But Kiss of Death departs from the formula, too. Already in 1947, Darryl Zanuck was pushing against the March of Time strictures and toward increased "showmanship." Kiss of Death, notably is pure fiction and discards the pretense of being based on a true story. Even the real-locations title refers; the title card shows a shooting script, not a report file. The biggest change, however, is that the voiceover narration is embodied. Sarah Kozloff in her study on the voice-over in fiction film takes issue with Mary Ann Doane's gendered reading of voiceover omniscience. It's a useful reminder that disembodied omniscience need hardly be male; in the late 40s, however, it was. From the start of Kiss of Death, the female voiceover lends a different sense to the narration, a foreshadowing confirmed when the narrator identifies herself and role in the narrative.

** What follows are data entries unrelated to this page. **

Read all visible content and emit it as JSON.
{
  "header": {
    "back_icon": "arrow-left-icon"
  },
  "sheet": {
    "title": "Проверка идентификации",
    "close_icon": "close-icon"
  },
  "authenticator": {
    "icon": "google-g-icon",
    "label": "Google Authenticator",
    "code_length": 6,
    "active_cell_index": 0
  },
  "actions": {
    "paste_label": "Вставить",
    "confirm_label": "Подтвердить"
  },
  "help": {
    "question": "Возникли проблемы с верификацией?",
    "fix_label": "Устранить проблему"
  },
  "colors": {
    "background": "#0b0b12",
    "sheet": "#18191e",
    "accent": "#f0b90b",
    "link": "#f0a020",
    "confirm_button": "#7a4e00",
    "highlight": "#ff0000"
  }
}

I will need to research the script's development, but this narrational shift is a particularly Zanuckian touch. It would take only a couple of years before he would push the documentary style without the documentary narrational apparatus.

On a side note, there are a couple of zoom shots in the film, including in the above title shot. I am not sure when and how the zoom lens comes into practice, but it's striking because I'm not sure the documentary original for the simulacrum used zooms as we associate post-verite. Nonetheless, something about the aesthetic rule-bending of ultrarealism allowed cinematorgaphers room to adopt practices that would have to be downplayed in a more straightforwardly classical film.